An Introduction to Neural Networks falls into a new ecological niche for texts. Based on notes that have been class-tested for more than a decade, it is aimed at cognitive science and neuroscience students who need to understand brain function in terms of computational modeling, and at engineers who want to go beyond formal algorithms to applications and computing strategies. It is the only current text to approach networks from a broad neuroscience and cognitive science perspective, with an emphasis on the biology and psychology behind the assumptions of the models, as well as on what the models might be used for. It describes the mathematical and computational tools needed and provides an account of the author's own ideas. Students learn how to teach arithmetic to a neural network and get a short course on linear associative memory and adaptive maps. They are introduced to the author's brain-state-in-a-box (BSB) model and are provided with some of the neurobiological background necessary for a firm grasp of the general subject. The field now known as neural networks has split in recent years into two major groups, mirrored in the texts that are currently available: the engineers who are primarily interested in practical applications of the new adaptive, parallel computing technology, and the cognitive scientists and neuroscientists who are interested in scientific applications. As the gap between these two groups widens, Anderson notes that the academics have tended to drift off into irrelevant, often excessively abstract research while the engineers have lost contact with the source of ideas in the field. Neuroscience, he points out, provides a rich and valuable source of ideas about data representation and setting up the data representation is the major part of neural network programming. Both cognitive science and neuroscience give insights into how this can be done effectively: cognitive science suggests what to compute and neuroscience suggests how to compute it.

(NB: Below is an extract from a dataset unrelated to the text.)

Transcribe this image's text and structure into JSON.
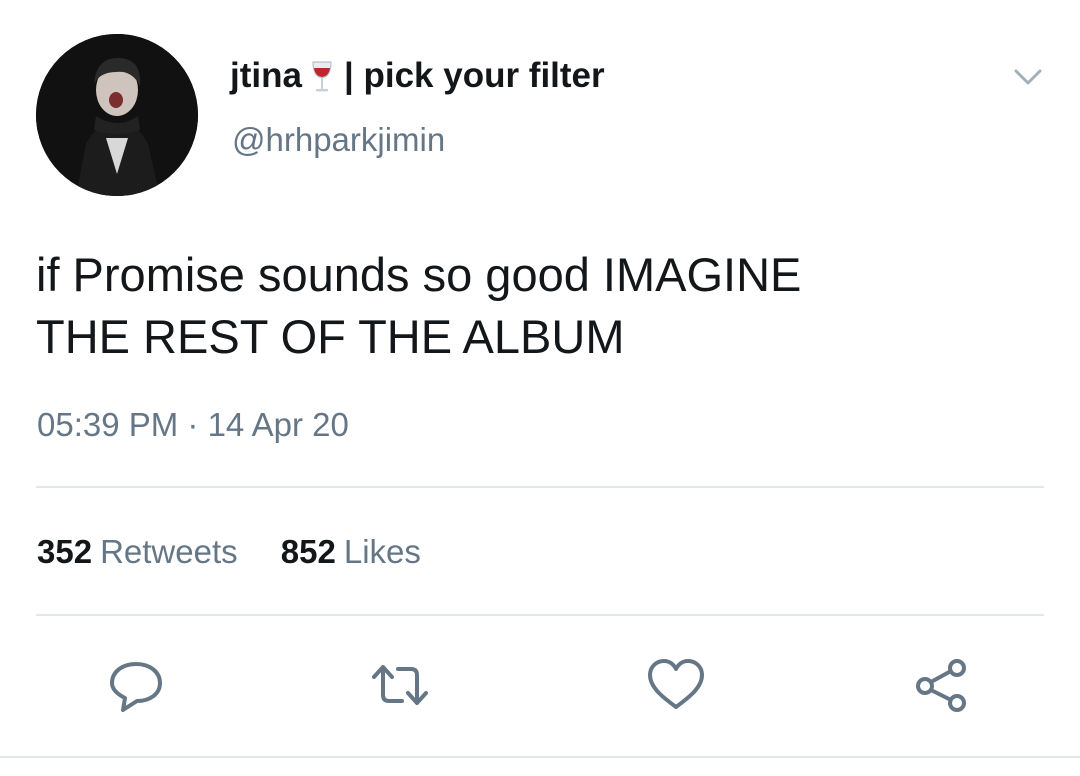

Providing detailed examples of simple applications, this new book introduces the use of neural networks. It covers simple neural nets for pattern classification; pattern association; neural networks based on competition; adaptive-resonance theory; and more. For professionals working with neural networks.

This book provides an overview of self-organizing map formation, including recent developments. Self-organizing maps form a branch of unsupervised learning, which is the study of what can be determined about the statistical properties of input data without explicit feedback from a teacher. The articles are drawn from the journal Neural Computation.The book consists of five sections. The first section looks at attempts to model the organization of cortical maps and at the theory and applications of the related artificial neural network algorithms. The second section analyzes topographic maps and their formation via objective functions. The third section discusses cortical maps of stimulus features. The fourth section discusses self-organizing maps for unsupervised data analysis. The fifth section discusses extensions of self-organizing maps, including two surprising applications of mapping algorithms to standard computer science problems: combinatorial optimization and sorting. Contributors J. J. Atick, H. G. Barrow, H. U. Bauer, C. M. Bishop, H. J. Bray, J. Bruske, J. M. L. Budd, M. Budinich, V. Cherkassky, J. Cowan, R. Durbin, E. Erwin, G. J. Goodhill, T. Graepel, D. Grier, S. Kaski, T. Kohonen, H. Lappalainen, Z. Li, J. Lin, R. Linsker, S. P. Luttrell, D. J. C. MacKay, K. D. Miller, G. Mitchison, F. Mulier, K. Obermayer, C. Piepenbrock, H. Ritter, K. Schulten, T. J. Sejnowski, S. Smirnakis, G. Sommer, M. Svensen, R. Szeliski, A. Utsugi, C. K. I. Williams, L. Wiskott, L. Xu, A. Yuille, J. Zhang